Clumber Spaniel Breed Origins and Caracteristics

The cumber spaniel is one of the oldest Spaniel breeds. It was born in France, in the estate of the Duke Noailles, as a result of the cross of an old type of Spaniel, now extinct, with the Basset. During the French Revolution, the duke took the dogs to England, to the property of the Duke of Newcastle, in Clumber. He came back to France where he died. The duke of Newcastle continued the breeding of these dogs very capable for hunting. They were less fast than other Spaniels, but they worked better and were more silent. The current Clumber Spaniels looks in all aspects like the dogs that appeared in illustrations of that time about the beginning of breeding this type of dogs. The Clumber Spaniel is certainly more robust of the Spaniels, but its movements do not look slower. It is an excellent retriever, appreciated especially for hunting birds, since it takes the hunt to the hunters' fusil. Due to its tranquil and slow work, the dog is ideal in zones where there is a lot of hunting activity, since it never gets frightened.

In mid 18th century, the Sussex Spaniel appeared in Rosehill Park, in Sussex, the Clumber Spaniel undoubtedly contributed to its creation. The Sussex Spaniel was a dog of great usefulness. Among typical qualities, the dog perseveres to push the prey towards the gun, barking a lot. This last feature may make us suppose that it probably descends from tracker dogs. This breed appeared very late in the exhibitions and it is not very requested. Even in England, it is less known.

Clumber Spaniel (1). Size: 40-45 cm. Weight: male 25-32 kg; female 20-27 kg. Color: pure white with yellow patches; orange patches are accepted but not wanted. The pure white dogs with yellow patches on the head and snout are preferred. The nose must be as dark as possible, preferably black, the eyes as brown as possible. The tail must go parallel to the line of the back.

Sussex Spaniel (2). Size: 38-40 cm. Weight: 20 kg approximately. Hair: golden hair with lighter hair tips; dark reddish brown is not authorized. The nose is reddish brown, the eyes are chestnut. The tail must go parallel to the line of the back.

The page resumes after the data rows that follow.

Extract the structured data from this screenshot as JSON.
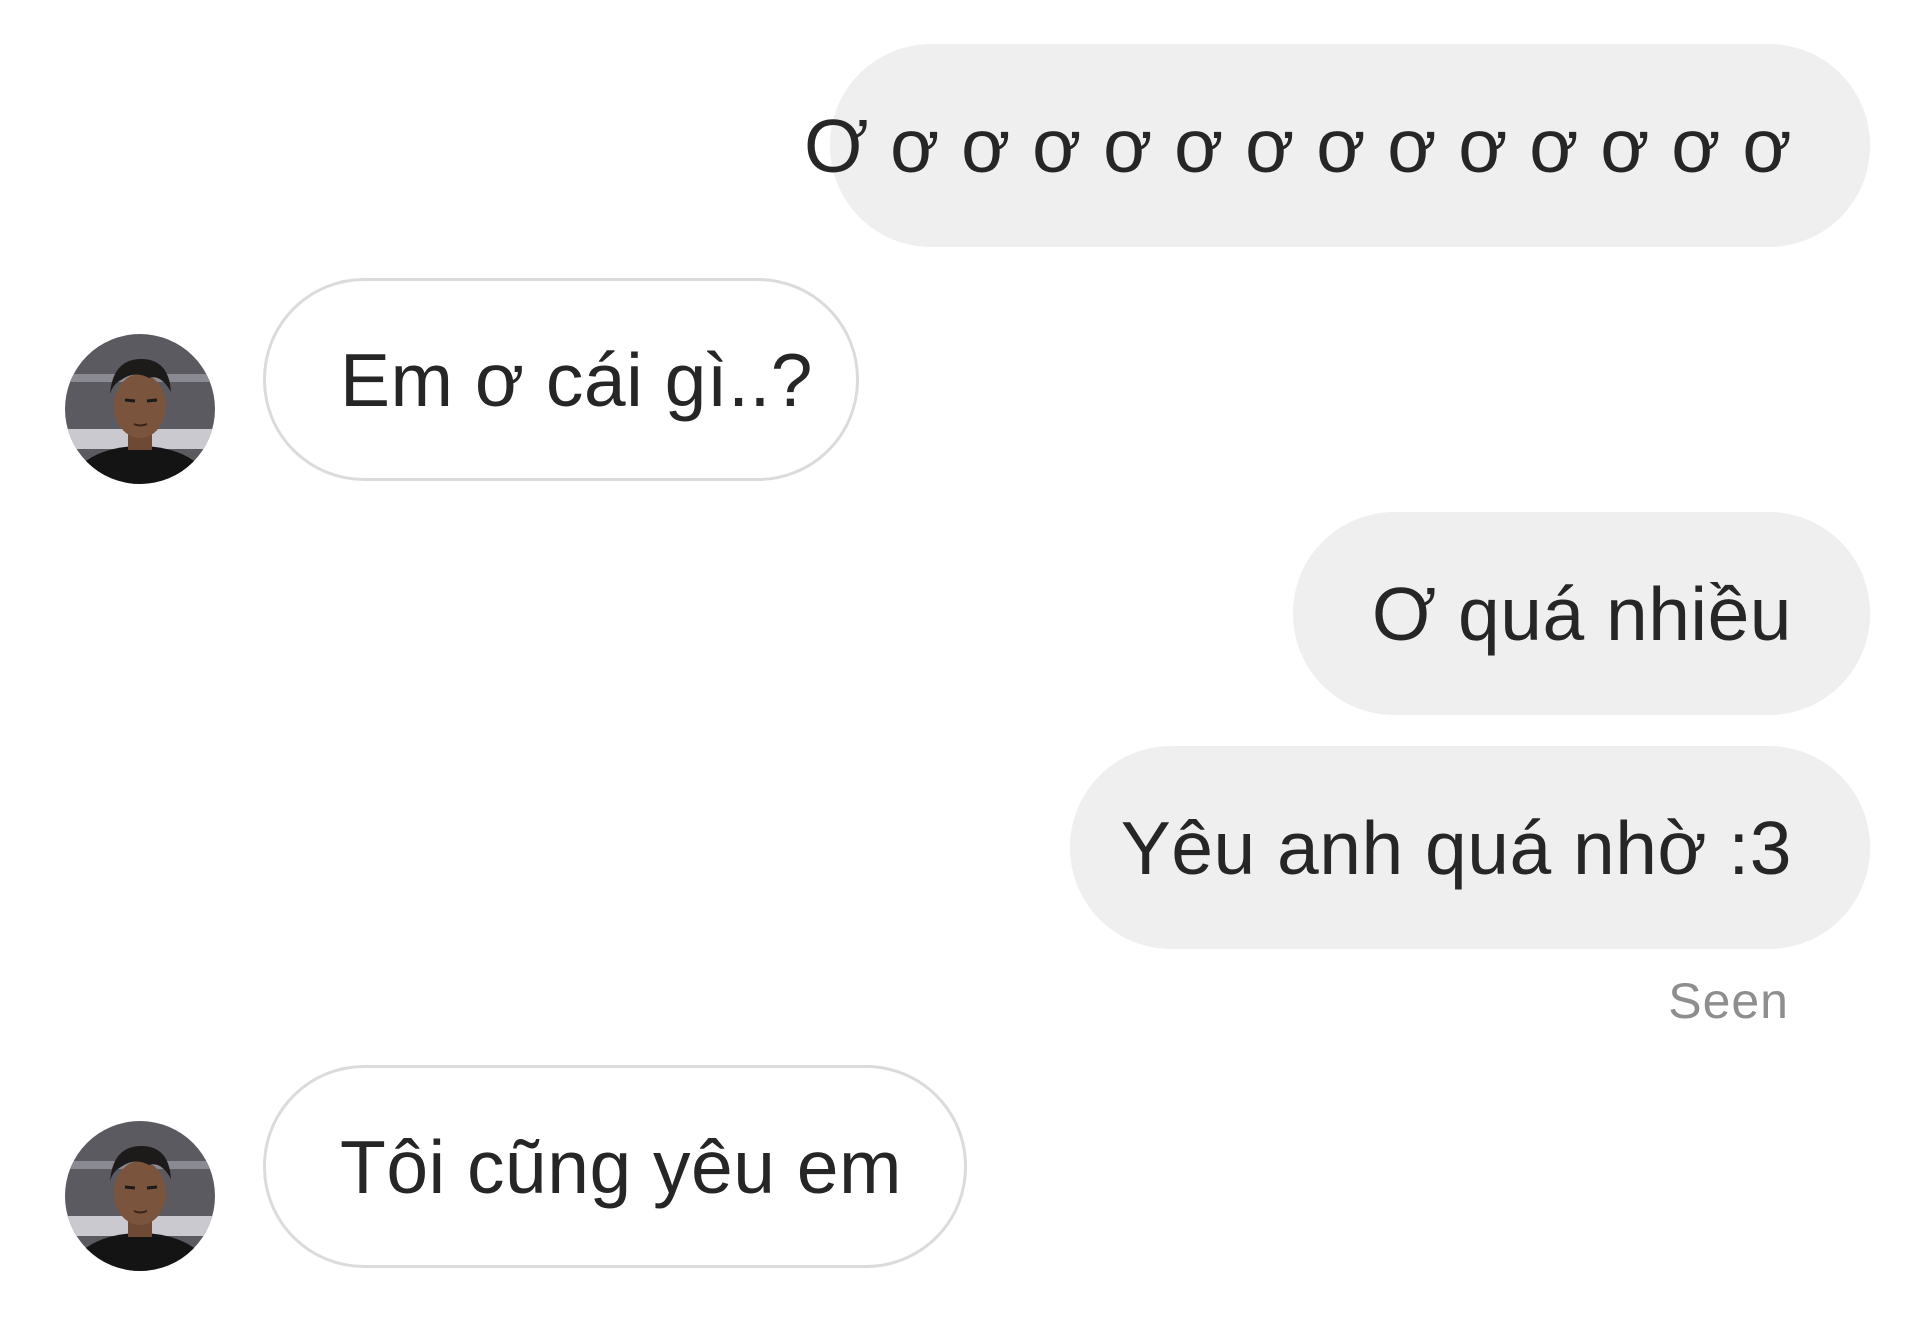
{
  "conversation": {
    "messages": [
      {
        "sender": "me",
        "text": "Ơ ơ ơ ơ ơ ơ ơ ơ ơ ơ ơ ơ ơ ơ"
      },
      {
        "sender": "other",
        "text": "Em ơ cái gì..?"
      },
      {
        "sender": "me",
        "text": "Ơ quá nhiều"
      },
      {
        "sender": "me",
        "text": "Yêu anh quá nhờ :3"
      },
      {
        "sender": "other",
        "text": "Tôi cũng yêu em"
      }
    ],
    "seen_label": "Seen"
  },
  "colors": {
    "sent_bubble": "#efefef",
    "received_border": "#dbdbdb",
    "text": "#262626",
    "seen_text": "#8e8e8e"
  },
  "icons": {
    "avatar": "contact-avatar-icon"
  }
}
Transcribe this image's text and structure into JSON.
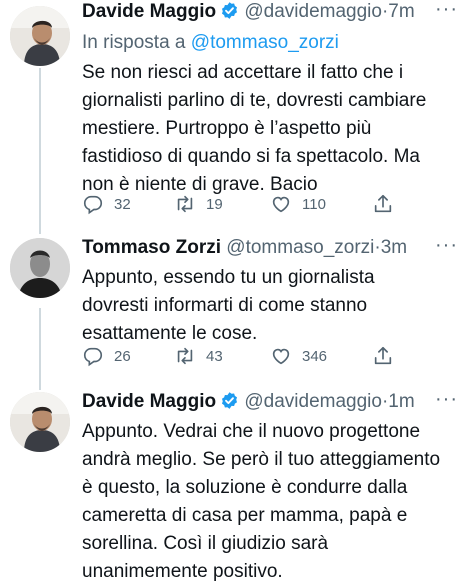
{
  "tweets": [
    {
      "author_name": "Davide Maggio",
      "verified": true,
      "handle": "@davidemaggio",
      "separator": "·",
      "time": "7m",
      "more": "···",
      "reply_prefix": "In risposta a",
      "reply_mention": "@tommaso_zorzi",
      "text_lines": [
        "Se non riesci ad accettare il fatto che i",
        "giornalisti parlino di te, dovresti cambiare",
        "mestiere. Purtroppo è l’aspetto più",
        "fastidioso di quando si fa spettacolo. Ma",
        "non è niente di grave. Bacio"
      ],
      "replies": "32",
      "retweets": "19",
      "likes": "110"
    },
    {
      "author_name": "Tommaso Zorzi",
      "verified": false,
      "handle": "@tommaso_zorzi",
      "separator": "·",
      "time": "3m",
      "more": "···",
      "text_lines": [
        "Appunto, essendo tu un giornalista",
        "dovresti informarti di come stanno",
        "esattamente le cose."
      ],
      "replies": "26",
      "retweets": "43",
      "likes": "346"
    },
    {
      "author_name": "Davide Maggio",
      "verified": true,
      "handle": "@davidemaggio",
      "separator": "·",
      "time": "1m",
      "more": "···",
      "text_lines": [
        "Appunto. Vedrai che il nuovo progettone",
        "andrà meglio. Se però il tuo atteggiamento",
        "è questo, la soluzione è condurre dalla",
        "cameretta di casa per mamma, papà e",
        "sorellina. Così il giudizio sarà",
        "unanimemente positivo."
      ]
    }
  ],
  "colors": {
    "text": "#0f1419",
    "secondary": "#536471",
    "link": "#1d9bf0",
    "verified": "#1d9bf0",
    "thread_line": "#cfd9de"
  },
  "icons": [
    "reply-icon",
    "retweet-icon",
    "like-icon",
    "share-icon",
    "verified-badge-icon",
    "more-options-icon"
  ]
}
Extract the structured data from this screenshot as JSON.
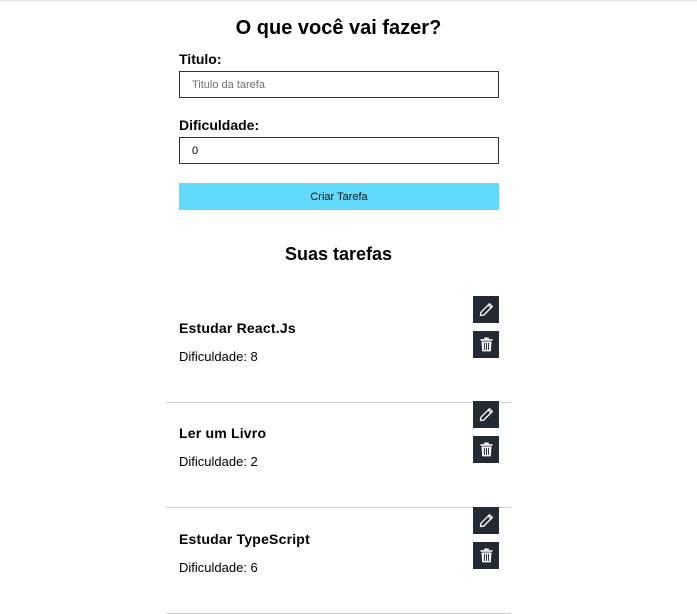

Dog Breeds Descriptions by Breed Neapolitan Mastiff Tibetan Mastiff Mastiff German Shepherd Groendaell or Belgian Shepherd Collie Shetland Shepherd, Shetland or Sheltie Bobtail Pembroke Welsh Corgi Briard or Brie shepherd Pumi Affenpinscher or Monkey Pinscher Doberman Miniature Pinscher Schnauzer Boxer Bulldog Bullmastiff German Mastiff or Great Dane Bordeaux Mastiff Mastiff or English Mastiff Neapolitan Mastiff Rottweiler Hovawart Leonberger Pyrenean Mastiff Newfoundland Saint Bernard Great Swiss Mountain Dog Airedale Terrier Bedlington Border Terrier Fox Terrier Irish Terrier Jagdterrier or German Terrier Lakeland Terrier Manchester Terrier Welsh Terrier Dandie Dinmont Terrier Norwich Terrier Scottish Terrier Sealyham Terrier Skye Terrier West Highland White Terrier Boston Terrier Bull Terrier Yorkshire Terrier Kerry Blue Terrier Teckel Siberian Husky Alaskan Malamute Spitz Chow-Chow Basenji St. Hubert Hound or Bloodhound Foxhound Beagle Basset Hound Bavarian Red Dog German Short-Haired Pointer Stichelhaar, Pudelpointer and Spinone Weimar Pointer Hungarian Pointer or Viszla Large Munsterlander Brittany Spaniel Pointer English Setter Gordon Setter Labrador Retriever Golden Retriever Wachtelhund American Cocker Rhodesian Ridgeback Cocker Clumber Spaniel Springer Spaniel Irish Water Spaniel Maltese Caniche or Poodle Belgian Griffon Hairless Dogs Lhassa Apso Shih Tsu Chihuahua Dalmatian King Charles Knight King Charles Spaniel Chin or Japanese Spaniel The Pekinese Spaniel French Bulldog Pug Barzoï Whippet